Which brings me back to David Brooks’ column, which ends, “As a columnist, I’m supposed to have some answers. But I just don’t right now. I just know the situation is dire.” Seventh-day Adventists concur that this world is a mess. But Seventh-day Adventists also have the Answer. In the evening devotional book for 2022, Our High Calling by Ellen G. White, is this statement in the January 10 reading: “Christ, His character and work, is the center and circumference of all truth. He is the chain upon which the jewels of doctrine are linked. In Him is found the complete system of truth.” This quotation gripped my thoughts as I read and reread these few words. The “center and circumference” and the “jewels of doctrine are linked” as “the complete system of truth.” I marveled and praised God yet again that it is Jesus’ “character and work” that provide the answer to every ill that faces us today.
As we are imbibing first and foremost from the Water of Life, we in turn obtain that living testimony to share with family, friends, coworkers, and community

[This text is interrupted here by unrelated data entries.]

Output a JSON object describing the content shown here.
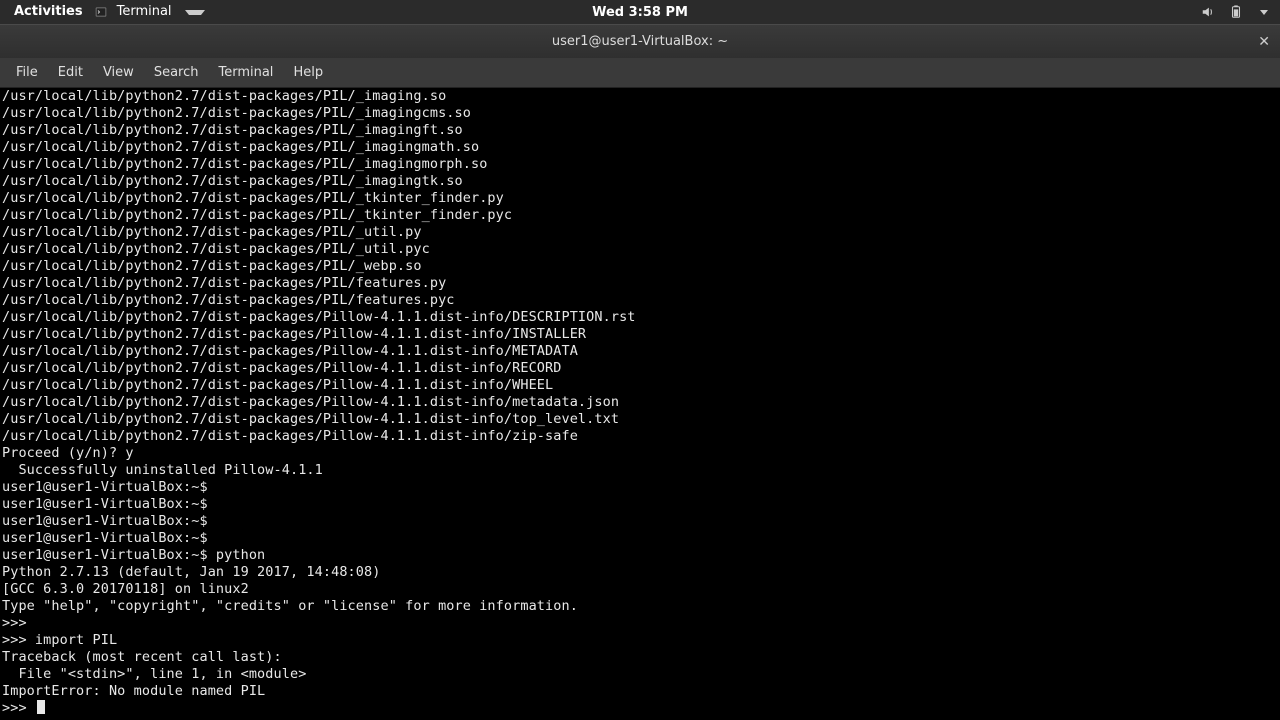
{
  "topbar": {
    "activities": "Activities",
    "app_label": "Terminal",
    "clock": "Wed  3:58 PM"
  },
  "window": {
    "title": "user1@user1-VirtualBox: ~"
  },
  "menu": {
    "file": "File",
    "edit": "Edit",
    "view": "View",
    "search": "Search",
    "terminal": "Terminal",
    "help": "Help"
  },
  "terminal_lines": [
    "/usr/local/lib/python2.7/dist-packages/PIL/_imaging.so",
    "/usr/local/lib/python2.7/dist-packages/PIL/_imagingcms.so",
    "/usr/local/lib/python2.7/dist-packages/PIL/_imagingft.so",
    "/usr/local/lib/python2.7/dist-packages/PIL/_imagingmath.so",
    "/usr/local/lib/python2.7/dist-packages/PIL/_imagingmorph.so",
    "/usr/local/lib/python2.7/dist-packages/PIL/_imagingtk.so",
    "/usr/local/lib/python2.7/dist-packages/PIL/_tkinter_finder.py",
    "/usr/local/lib/python2.7/dist-packages/PIL/_tkinter_finder.pyc",
    "/usr/local/lib/python2.7/dist-packages/PIL/_util.py",
    "/usr/local/lib/python2.7/dist-packages/PIL/_util.pyc",
    "/usr/local/lib/python2.7/dist-packages/PIL/_webp.so",
    "/usr/local/lib/python2.7/dist-packages/PIL/features.py",
    "/usr/local/lib/python2.7/dist-packages/PIL/features.pyc",
    "/usr/local/lib/python2.7/dist-packages/Pillow-4.1.1.dist-info/DESCRIPTION.rst",
    "/usr/local/lib/python2.7/dist-packages/Pillow-4.1.1.dist-info/INSTALLER",
    "/usr/local/lib/python2.7/dist-packages/Pillow-4.1.1.dist-info/METADATA",
    "/usr/local/lib/python2.7/dist-packages/Pillow-4.1.1.dist-info/RECORD",
    "/usr/local/lib/python2.7/dist-packages/Pillow-4.1.1.dist-info/WHEEL",
    "/usr/local/lib/python2.7/dist-packages/Pillow-4.1.1.dist-info/metadata.json",
    "/usr/local/lib/python2.7/dist-packages/Pillow-4.1.1.dist-info/top_level.txt",
    "/usr/local/lib/python2.7/dist-packages/Pillow-4.1.1.dist-info/zip-safe",
    "Proceed (y/n)? y",
    "  Successfully uninstalled Pillow-4.1.1",
    "user1@user1-VirtualBox:~$ ",
    "user1@user1-VirtualBox:~$ ",
    "user1@user1-VirtualBox:~$ ",
    "user1@user1-VirtualBox:~$ ",
    "user1@user1-VirtualBox:~$ python",
    "Python 2.7.13 (default, Jan 19 2017, 14:48:08) ",
    "[GCC 6.3.0 20170118] on linux2",
    "Type \"help\", \"copyright\", \"credits\" or \"license\" for more information.",
    ">>> ",
    ">>> import PIL",
    "Traceback (most recent call last):",
    "  File \"<stdin>\", line 1, in <module>",
    "ImportError: No module named PIL"
  ],
  "prompt_last": ">>> "
}
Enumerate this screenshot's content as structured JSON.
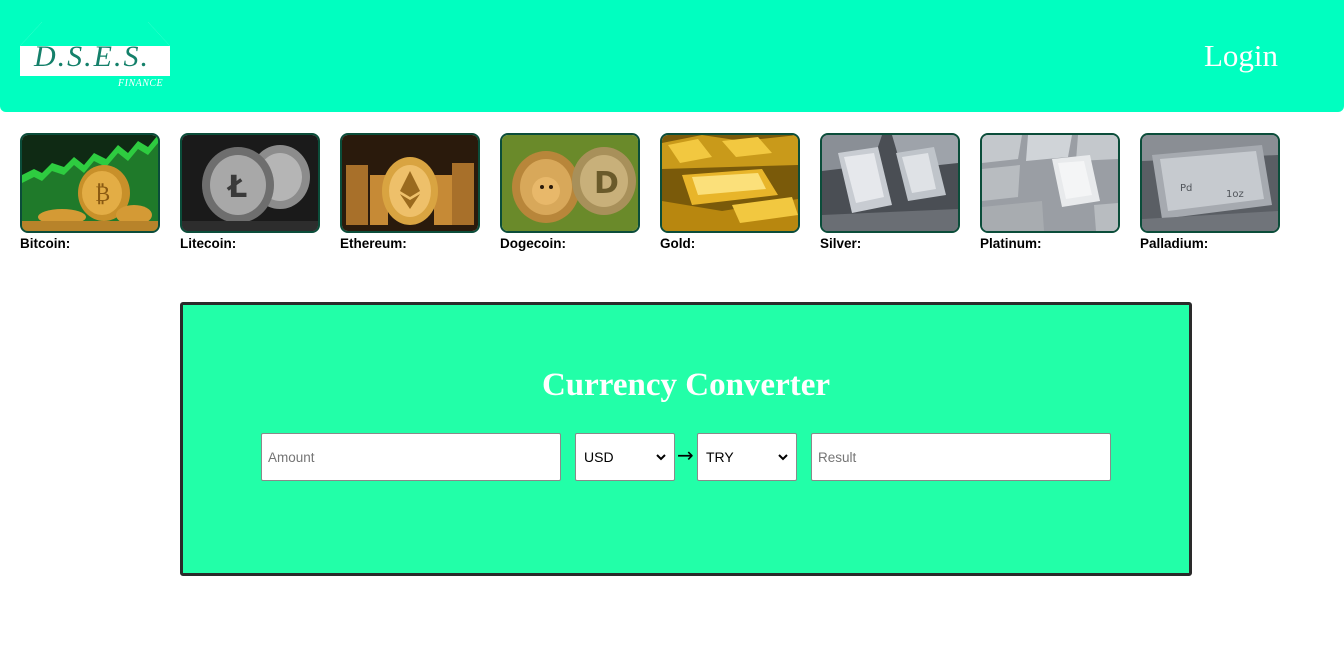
{
  "header": {
    "logo_text": "D.S.E.S.",
    "logo_subtext": "FINANCE",
    "login_label": "Login",
    "background_color": "#00ffc0"
  },
  "assets": [
    {
      "label": "Bitcoin:",
      "image": "bitcoin-coins-image"
    },
    {
      "label": "Litecoin:",
      "image": "litecoin-coins-image"
    },
    {
      "label": "Ethereum:",
      "image": "ethereum-coins-image"
    },
    {
      "label": "Dogecoin:",
      "image": "dogecoin-coins-image"
    },
    {
      "label": "Gold:",
      "image": "gold-bars-image"
    },
    {
      "label": "Silver:",
      "image": "silver-bars-image"
    },
    {
      "label": "Platinum:",
      "image": "platinum-bars-image"
    },
    {
      "label": "Palladium:",
      "image": "palladium-bar-image"
    }
  ],
  "converter": {
    "title": "Currency Converter",
    "amount_placeholder": "Amount",
    "from_currency": "USD",
    "to_currency": "TRY",
    "result_placeholder": "Result",
    "arrow_icon": "right-arrow-icon",
    "background_color": "#22ffa8"
  }
}
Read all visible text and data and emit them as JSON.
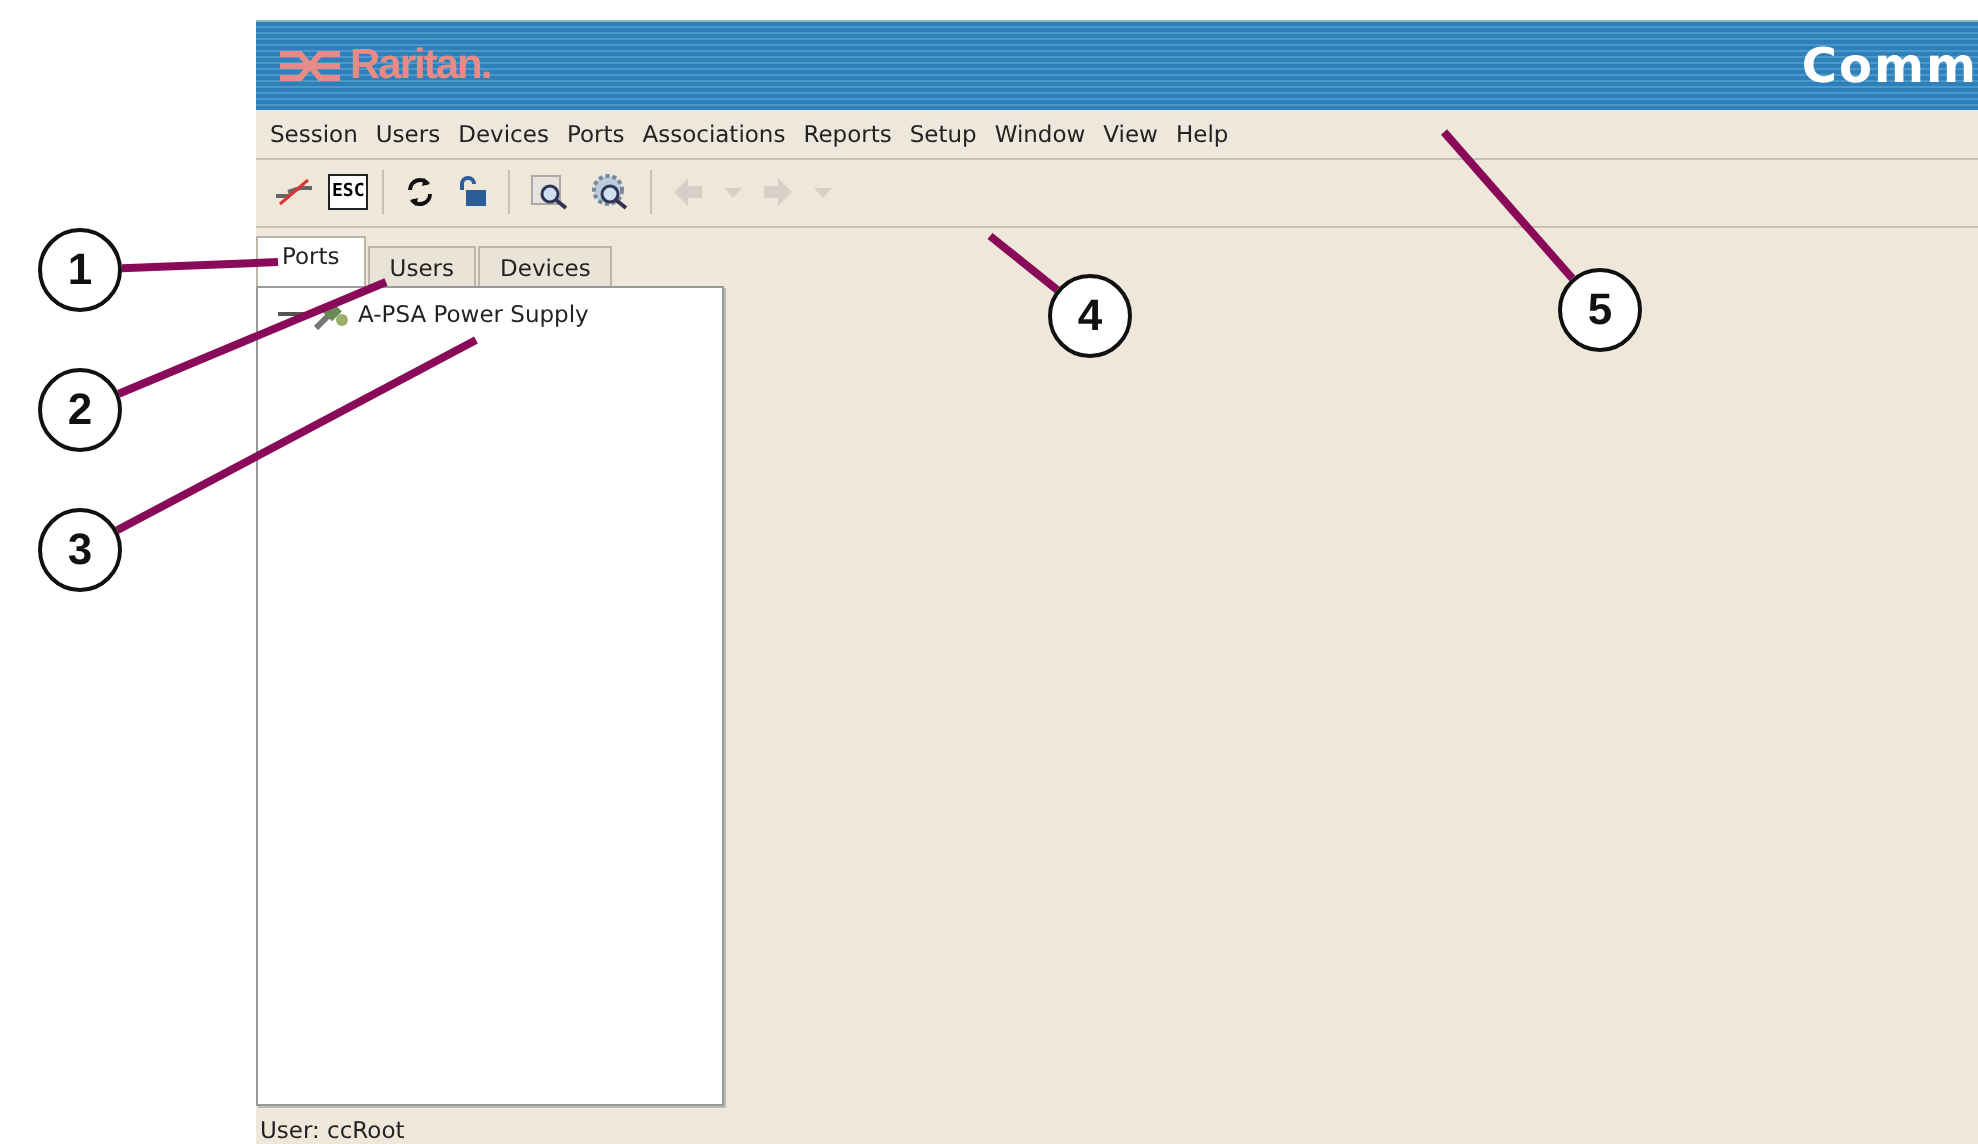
{
  "header": {
    "logo": "Raritan.",
    "title": "Comm"
  },
  "menu": [
    "Session",
    "Users",
    "Devices",
    "Ports",
    "Associations",
    "Reports",
    "Setup",
    "Window",
    "View",
    "Help"
  ],
  "toolbar": [
    {
      "kind": "disconnect",
      "disabled": false
    },
    {
      "kind": "esc",
      "label": "ESC",
      "disabled": false
    },
    {
      "kind": "sep"
    },
    {
      "kind": "refresh",
      "disabled": false
    },
    {
      "kind": "lock",
      "disabled": false
    },
    {
      "kind": "sep"
    },
    {
      "kind": "find",
      "disabled": false
    },
    {
      "kind": "find-gear",
      "disabled": false
    },
    {
      "kind": "sep"
    },
    {
      "kind": "back",
      "disabled": true
    },
    {
      "kind": "caret",
      "disabled": true
    },
    {
      "kind": "forward",
      "disabled": true
    },
    {
      "kind": "caret",
      "disabled": true
    }
  ],
  "tabs": [
    {
      "label": "Ports",
      "selected": true
    },
    {
      "label": "Users",
      "selected": false
    },
    {
      "label": "Devices",
      "selected": false
    }
  ],
  "tree": [
    {
      "label": "A-PSA Power Supply"
    }
  ],
  "status_bar": "User: ccRoot",
  "callouts": [
    {
      "label": "1"
    },
    {
      "label": "2"
    },
    {
      "label": "3"
    },
    {
      "label": "4"
    },
    {
      "label": "5"
    }
  ]
}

Because we are merely human beings, Seventh-day Adventists in the Pacific Union are not immune from the divisive influences that pervade our society. Like most people, we see the news shows, listen to commentators, and are often very immersed in the social media that creates an echo chamber for our own viewpoints. The consequence is that we may slowly lose focus on what God values most from us today. There is a hurting, suffering, confused world around us that needs “the complete system of truth” that is found in Jesus’ “character and work.” And, more than this, you and I need a living experience daily with the Savior through Bible study, worship, and prayer. As we are imbibing first and foremost from the Water of Life, we in turn obtain that living testimony to share with family, friends, coworkers, and community.
This year there is a special emphasis on evangelism in our union territory. Additional funds beyond the usual amounts are being distributed from the Pacific Union Conference to each local area. But, as important as funding can be to our efforts, we need something much more—the renewed conviction that we are called to make the difference in the lives of people in Arizona, California, Hawaii, Nevada, and Utah. Sharing our faith-building literature, engaging in practical community service, supporting our pastors and church leaders as they lead in evangelistic outreach, and being involved in our local church schools to support our teachers and students are some of the ways we are uplifting Jesus now.
In Isaiah 6, the prophet describes his calling to ministry, which should resonate with each of us in this time of crisis. After Isaiah saw the Lord “high and lifted up” and heard that his “iniquity is taken away,” the voice of God called, “Whom shall I send and who will go for Us?” The humbled and awestruck Isaiah responded, “Here am I! Send me.” Can we each answer as Isaiah did that day? I pray that God will impress you to seek His calling in your own heart. God needs us all for the work ahead.
Bradford C. Newton is the president of the Pacific Union Conference.